Hezbollah leader Sheikh Hassan Nasrallah said Hezbollah will fight to keep Syria's Bashar Assad in power. He also said Hezbollah fighers are fighting in Syria against Sunni Islamic radicals.
In a televised address, Sheikh Hassan Nasrallah also said Hezbollah members are fighting in Syria against Islamic radicals who pose a danger to Lebanon, and pledged that his group will not allow Syrian militants to control areas along the Lebanese border
"We will continue this road until the end, we will take the responsibility and we will make all the sacrifices," he said. "We will be victorious."
The leader of the militant group Hezbollah on Saturday aligned his powerful movement squarely behind the government of Syrian President Bashar Assad and vowed victory against Syrian rebels, whom he assailed as proxy warriors for the West and Israel.
The presence of Al Qaeda-linked Sunni militants in the Syrian rebel ranks — including many non-Syrians
"If the takfiri groups are able to control the border areas of Lebanon, they will form a danger to the Muslims and the Christians,"
They linked the intense push on Saturday to Nasrallah’s speech, the first since the offensive began.
“We were expecting a more decisive attempt to advance before Nasrallah’s speech, and it has happened,” said Sami al-Rifaie, an activist based in Qusair. “He wants to appear in front of his people victorious.” Rifaie said shelling had started at around 6:30 a.m. and continued until noon. Two surface-to-surface missiles also fell on the town, he said.
“On my way home, I saw one had hit very close to my house,” he said. “I’m lost for words. I haven’t seen anything like this before. It’s a residential area, and there was destruction for a radius of 100 to 200 meters.”
Saddled with Middle East problems ranging from Iran to Syria and beyond, President Barack Obama now faces one that is both old and new: Iraq.
A Sunni Muslim insurgency against the Shi'ite-led Baghdad government has also been reawakened. The insurgents' defeat had been a major outcome of then-President George W. Bush's troop "surge" in 2007.

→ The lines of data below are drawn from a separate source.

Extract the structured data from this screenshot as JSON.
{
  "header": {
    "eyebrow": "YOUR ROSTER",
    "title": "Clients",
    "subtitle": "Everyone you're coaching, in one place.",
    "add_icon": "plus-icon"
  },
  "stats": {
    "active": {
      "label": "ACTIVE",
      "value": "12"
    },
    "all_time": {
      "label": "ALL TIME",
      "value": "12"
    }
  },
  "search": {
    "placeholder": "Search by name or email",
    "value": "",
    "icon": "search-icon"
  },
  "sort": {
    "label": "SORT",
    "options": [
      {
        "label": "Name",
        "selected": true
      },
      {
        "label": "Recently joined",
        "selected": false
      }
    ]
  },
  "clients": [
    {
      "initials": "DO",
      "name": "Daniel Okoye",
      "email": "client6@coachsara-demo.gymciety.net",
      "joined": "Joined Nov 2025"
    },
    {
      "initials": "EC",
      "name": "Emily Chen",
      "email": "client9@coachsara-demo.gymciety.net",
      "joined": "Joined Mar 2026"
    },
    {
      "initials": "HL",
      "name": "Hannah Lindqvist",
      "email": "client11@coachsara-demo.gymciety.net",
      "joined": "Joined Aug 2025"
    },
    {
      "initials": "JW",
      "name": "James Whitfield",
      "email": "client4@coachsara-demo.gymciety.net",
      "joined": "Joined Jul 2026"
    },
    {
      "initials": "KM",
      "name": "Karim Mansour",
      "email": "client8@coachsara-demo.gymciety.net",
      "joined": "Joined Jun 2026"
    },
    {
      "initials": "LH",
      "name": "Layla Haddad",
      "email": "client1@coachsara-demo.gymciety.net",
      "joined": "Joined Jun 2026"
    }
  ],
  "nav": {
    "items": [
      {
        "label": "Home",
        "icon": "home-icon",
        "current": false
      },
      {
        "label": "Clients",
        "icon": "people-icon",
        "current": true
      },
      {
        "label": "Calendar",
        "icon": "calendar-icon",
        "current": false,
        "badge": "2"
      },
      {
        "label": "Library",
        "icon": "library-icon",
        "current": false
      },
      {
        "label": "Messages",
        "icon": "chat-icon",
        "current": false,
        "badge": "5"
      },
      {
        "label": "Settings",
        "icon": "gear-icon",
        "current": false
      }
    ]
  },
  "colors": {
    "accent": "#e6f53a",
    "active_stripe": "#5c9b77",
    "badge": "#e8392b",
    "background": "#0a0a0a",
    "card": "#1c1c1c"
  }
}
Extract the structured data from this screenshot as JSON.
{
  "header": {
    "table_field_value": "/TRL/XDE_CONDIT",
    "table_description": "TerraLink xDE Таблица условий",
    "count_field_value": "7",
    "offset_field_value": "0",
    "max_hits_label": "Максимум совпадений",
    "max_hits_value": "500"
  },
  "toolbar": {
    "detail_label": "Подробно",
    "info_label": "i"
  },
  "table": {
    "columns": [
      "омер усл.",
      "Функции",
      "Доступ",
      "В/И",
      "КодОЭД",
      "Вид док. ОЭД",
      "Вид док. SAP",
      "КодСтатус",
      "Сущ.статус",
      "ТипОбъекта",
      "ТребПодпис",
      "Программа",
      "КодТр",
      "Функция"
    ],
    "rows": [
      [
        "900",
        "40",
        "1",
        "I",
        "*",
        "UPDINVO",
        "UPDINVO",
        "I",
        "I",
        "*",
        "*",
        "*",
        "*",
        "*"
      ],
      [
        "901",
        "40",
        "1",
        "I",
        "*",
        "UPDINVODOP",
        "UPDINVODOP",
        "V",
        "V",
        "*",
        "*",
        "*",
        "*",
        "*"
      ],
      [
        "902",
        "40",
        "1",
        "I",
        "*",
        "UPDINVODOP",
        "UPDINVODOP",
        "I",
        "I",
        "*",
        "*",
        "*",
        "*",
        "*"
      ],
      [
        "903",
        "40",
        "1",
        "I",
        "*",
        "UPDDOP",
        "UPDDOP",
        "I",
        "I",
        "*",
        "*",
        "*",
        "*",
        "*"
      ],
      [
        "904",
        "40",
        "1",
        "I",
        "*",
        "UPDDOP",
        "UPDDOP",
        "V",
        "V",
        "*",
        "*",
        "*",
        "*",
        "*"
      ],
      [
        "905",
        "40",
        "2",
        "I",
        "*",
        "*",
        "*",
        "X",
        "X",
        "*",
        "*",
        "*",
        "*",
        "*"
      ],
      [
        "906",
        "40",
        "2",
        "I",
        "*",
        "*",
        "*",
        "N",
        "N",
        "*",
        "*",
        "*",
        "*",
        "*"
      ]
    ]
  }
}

Unresolved sectarian tensions, inflamed by the raging civil war in neighboring Syria, have combined to send violence in Iraq to its highest level since Obama withdrew the last U.S. troops in December 2011, U.S. officials and Middle East analysts say.